All entries shown below must be given again word for word.

### Given information
= = =
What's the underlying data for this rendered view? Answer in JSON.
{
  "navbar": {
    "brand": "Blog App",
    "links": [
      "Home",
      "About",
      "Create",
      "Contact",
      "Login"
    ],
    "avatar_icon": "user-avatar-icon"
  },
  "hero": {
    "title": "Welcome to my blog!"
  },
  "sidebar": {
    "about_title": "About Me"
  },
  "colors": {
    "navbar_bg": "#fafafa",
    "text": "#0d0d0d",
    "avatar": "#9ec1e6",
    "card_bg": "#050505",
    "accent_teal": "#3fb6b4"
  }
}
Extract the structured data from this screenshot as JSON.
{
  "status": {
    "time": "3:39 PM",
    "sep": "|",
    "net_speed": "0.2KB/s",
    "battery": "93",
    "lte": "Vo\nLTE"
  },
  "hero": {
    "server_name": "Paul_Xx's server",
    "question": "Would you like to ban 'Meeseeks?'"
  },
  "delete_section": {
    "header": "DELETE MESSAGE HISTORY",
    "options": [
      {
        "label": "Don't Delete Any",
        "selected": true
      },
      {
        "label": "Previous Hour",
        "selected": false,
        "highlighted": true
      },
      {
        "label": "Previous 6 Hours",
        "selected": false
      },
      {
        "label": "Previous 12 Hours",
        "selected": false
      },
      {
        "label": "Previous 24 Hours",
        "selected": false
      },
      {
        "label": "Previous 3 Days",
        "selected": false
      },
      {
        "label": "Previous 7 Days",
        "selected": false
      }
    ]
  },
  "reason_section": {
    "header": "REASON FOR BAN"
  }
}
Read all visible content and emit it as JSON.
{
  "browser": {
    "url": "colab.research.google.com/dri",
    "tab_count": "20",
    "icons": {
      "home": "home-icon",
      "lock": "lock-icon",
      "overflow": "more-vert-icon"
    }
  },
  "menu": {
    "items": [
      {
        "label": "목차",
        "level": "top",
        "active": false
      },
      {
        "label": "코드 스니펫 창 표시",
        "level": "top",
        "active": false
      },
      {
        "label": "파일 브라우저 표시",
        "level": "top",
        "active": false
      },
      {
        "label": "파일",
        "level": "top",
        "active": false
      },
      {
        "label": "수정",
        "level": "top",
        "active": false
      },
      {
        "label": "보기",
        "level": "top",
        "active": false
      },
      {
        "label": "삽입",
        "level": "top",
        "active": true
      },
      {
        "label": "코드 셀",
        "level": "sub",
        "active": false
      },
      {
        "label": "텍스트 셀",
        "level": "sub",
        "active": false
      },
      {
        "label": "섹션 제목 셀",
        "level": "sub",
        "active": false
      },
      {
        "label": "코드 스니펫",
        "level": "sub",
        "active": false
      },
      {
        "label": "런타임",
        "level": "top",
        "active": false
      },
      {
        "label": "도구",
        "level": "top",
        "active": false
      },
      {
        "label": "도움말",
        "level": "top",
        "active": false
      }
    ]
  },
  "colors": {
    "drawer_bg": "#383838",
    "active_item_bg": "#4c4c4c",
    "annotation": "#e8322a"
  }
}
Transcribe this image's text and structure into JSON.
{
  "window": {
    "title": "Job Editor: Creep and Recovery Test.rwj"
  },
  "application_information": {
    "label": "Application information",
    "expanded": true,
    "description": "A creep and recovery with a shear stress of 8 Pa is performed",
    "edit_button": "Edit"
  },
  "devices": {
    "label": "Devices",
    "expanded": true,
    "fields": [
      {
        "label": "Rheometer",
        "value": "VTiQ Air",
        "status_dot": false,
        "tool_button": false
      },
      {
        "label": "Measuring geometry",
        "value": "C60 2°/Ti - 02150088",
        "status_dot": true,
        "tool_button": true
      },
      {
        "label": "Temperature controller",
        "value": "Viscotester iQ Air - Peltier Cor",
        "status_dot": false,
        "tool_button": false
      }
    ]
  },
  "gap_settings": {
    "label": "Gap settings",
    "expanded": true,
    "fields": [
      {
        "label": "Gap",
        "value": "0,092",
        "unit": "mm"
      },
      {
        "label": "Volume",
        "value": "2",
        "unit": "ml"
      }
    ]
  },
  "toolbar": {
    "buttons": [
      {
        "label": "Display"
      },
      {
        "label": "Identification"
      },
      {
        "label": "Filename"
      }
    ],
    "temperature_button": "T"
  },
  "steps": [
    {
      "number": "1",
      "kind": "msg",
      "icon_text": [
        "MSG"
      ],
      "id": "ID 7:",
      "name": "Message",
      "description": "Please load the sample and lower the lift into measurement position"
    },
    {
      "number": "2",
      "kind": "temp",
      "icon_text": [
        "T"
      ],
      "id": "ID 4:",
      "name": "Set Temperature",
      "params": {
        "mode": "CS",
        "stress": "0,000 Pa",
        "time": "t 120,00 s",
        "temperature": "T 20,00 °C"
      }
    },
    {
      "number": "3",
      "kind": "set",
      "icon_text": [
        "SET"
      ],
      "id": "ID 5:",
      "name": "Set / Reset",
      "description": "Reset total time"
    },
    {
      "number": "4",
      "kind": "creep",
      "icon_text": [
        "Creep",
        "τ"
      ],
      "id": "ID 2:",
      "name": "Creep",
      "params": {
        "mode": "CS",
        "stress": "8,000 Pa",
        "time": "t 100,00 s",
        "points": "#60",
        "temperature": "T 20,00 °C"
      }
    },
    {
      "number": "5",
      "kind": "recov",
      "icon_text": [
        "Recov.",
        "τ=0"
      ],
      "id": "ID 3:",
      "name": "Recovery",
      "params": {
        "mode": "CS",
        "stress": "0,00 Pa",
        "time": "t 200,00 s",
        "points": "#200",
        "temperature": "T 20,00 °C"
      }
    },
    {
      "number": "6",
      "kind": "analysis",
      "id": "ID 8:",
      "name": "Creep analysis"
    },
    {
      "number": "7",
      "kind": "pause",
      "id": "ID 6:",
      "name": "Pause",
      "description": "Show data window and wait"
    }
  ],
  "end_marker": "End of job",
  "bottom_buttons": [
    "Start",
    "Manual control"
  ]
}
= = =
### Finished task
What's the underlying data for this rendered view? Answer in JSON.
{
  "navbar": {
    "brand": "Blog App",
    "links": [
      "Home",
      "About",
      "Create",
      "Contact",
      "Login"
    ],
    "avatar_icon": "user-avatar-icon"
  },
  "hero": {
    "title": "Welcome to my blog!"
  },
  "sidebar": {
    "about_title": "About Me"
  },
  "colors": {
    "navbar_bg": "#fafafa",
    "text": "#0d0d0d",
    "avatar": "#9ec1e6",
    "card_bg": "#050505",
    "accent_teal": "#3fb6b4"
  }
}
Extract the structured data from this screenshot as JSON.
{
  "status": {
    "time": "3:39 PM",
    "sep": "|",
    "net_speed": "0.2KB/s",
    "battery": "93",
    "lte": "Vo\nLTE"
  },
  "hero": {
    "server_name": "Paul_Xx's server",
    "question": "Would you like to ban 'Meeseeks?'"
  },
  "delete_section": {
    "header": "DELETE MESSAGE HISTORY",
    "options": [
      {
        "label": "Don't Delete Any",
        "selected": true
      },
      {
        "label": "Previous Hour",
        "selected": false,
        "highlighted": true
      },
      {
        "label": "Previous 6 Hours",
        "selected": false
      },
      {
        "label": "Previous 12 Hours",
        "selected": false
      },
      {
        "label": "Previous 24 Hours",
        "selected": false
      },
      {
        "label": "Previous 3 Days",
        "selected": false
      },
      {
        "label": "Previous 7 Days",
        "selected": false
      }
    ]
  },
  "reason_section": {
    "header": "REASON FOR BAN"
  }
}
Read all visible content and emit it as JSON.
{
  "browser": {
    "url": "colab.research.google.com/dri",
    "tab_count": "20",
    "icons": {
      "home": "home-icon",
      "lock": "lock-icon",
      "overflow": "more-vert-icon"
    }
  },
  "menu": {
    "items": [
      {
        "label": "목차",
        "level": "top",
        "active": false
      },
      {
        "label": "코드 스니펫 창 표시",
        "level": "top",
        "active": false
      },
      {
        "label": "파일 브라우저 표시",
        "level": "top",
        "active": false
      },
      {
        "label": "파일",
        "level": "top",
        "active": false
      },
      {
        "label": "수정",
        "level": "top",
        "active": false
      },
      {
        "label": "보기",
        "level": "top",
        "active": false
      },
      {
        "label": "삽입",
        "level": "top",
        "active": true
      },
      {
        "label": "코드 셀",
        "level": "sub",
        "active": false
      },
      {
        "label": "텍스트 셀",
        "level": "sub",
        "active": false
      },
      {
        "label": "섹션 제목 셀",
        "level": "sub",
        "active": false
      },
      {
        "label": "코드 스니펫",
        "level": "sub",
        "active": false
      },
      {
        "label": "런타임",
        "level": "top",
        "active": false
      },
      {
        "label": "도구",
        "level": "top",
        "active": false
      },
      {
        "label": "도움말",
        "level": "top",
        "active": false
      }
    ]
  },
  "colors": {
    "drawer_bg": "#383838",
    "active_item_bg": "#4c4c4c",
    "annotation": "#e8322a"
  }
}
Transcribe this image's text and structure into JSON.
{
  "window": {
    "title": "Job Editor: Creep and Recovery Test.rwj"
  },
  "application_information": {
    "label": "Application information",
    "expanded": true,
    "description": "A creep and recovery with a shear stress of 8 Pa is performed",
    "edit_button": "Edit"
  },
  "devices": {
    "label": "Devices",
    "expanded": true,
    "fields": [
      {
        "label": "Rheometer",
        "value": "VTiQ Air",
        "status_dot": false,
        "tool_button": false
      },
      {
        "label": "Measuring geometry",
        "value": "C60 2°/Ti - 02150088",
        "status_dot": true,
        "tool_button": true
      },
      {
        "label": "Temperature controller",
        "value": "Viscotester iQ Air - Peltier Cor",
        "status_dot": false,
        "tool_button": false
      }
    ]
  },
  "gap_settings": {
    "label": "Gap settings",
    "expanded": true,
    "fields": [
      {
        "label": "Gap",
        "value": "0,092",
        "unit": "mm"
      },
      {
        "label": "Volume",
        "value": "2",
        "unit": "ml"
      }
    ]
  },
  "toolbar": {
    "buttons": [
      {
        "label": "Display"
      },
      {
        "label": "Identification"
      },
      {
        "label": "Filename"
      }
    ],
    "temperature_button": "T"
  },
  "steps": [
    {
      "number": "1",
      "kind": "msg",
      "icon_text": [
        "MSG"
      ],
      "id": "ID 7:",
      "name": "Message",
      "description": "Please load the sample and lower the lift into measurement position"
    },
    {
      "number": "2",
      "kind": "temp",
      "icon_text": [
        "T"
      ],
      "id": "ID 4:",
      "name": "Set Temperature",
      "params": {
        "mode": "CS",
        "stress": "0,000 Pa",
        "time": "t 120,00 s",
        "temperature": "T 20,00 °C"
      }
    },
    {
      "number": "3",
      "kind": "set",
      "icon_text": [
        "SET"
      ],
      "id": "ID 5:",
      "name": "Set / Reset",
      "description": "Reset total time"
    },
    {
      "number": "4",
      "kind": "creep",
      "icon_text": [
        "Creep",
        "τ"
      ],
      "id": "ID 2:",
      "name": "Creep",
      "params": {
        "mode": "CS",
        "stress": "8,000 Pa",
        "time": "t 100,00 s",
        "points": "#60",
        "temperature": "T 20,00 °C"
      }
    },
    {
      "number": "5",
      "kind": "recov",
      "icon_text": [
        "Recov.",
        "τ=0"
      ],
      "id": "ID 3:",
      "name": "Recovery",
      "params": {
        "mode": "CS",
        "stress": "0,00 Pa",
        "time": "t 200,00 s",
        "points": "#200",
        "temperature": "T 20,00 °C"
      }
    },
    {
      "number": "6",
      "kind": "analysis",
      "id": "ID 8:",
      "name": "Creep analysis"
    },
    {
      "number": "7",
      "kind": "pause",
      "id": "ID 6:",
      "name": "Pause",
      "description": "Show data window and wait"
    }
  ],
  "end_marker": "End of job",
  "bottom_buttons": [
    "Start",
    "Manual control"
  ]
}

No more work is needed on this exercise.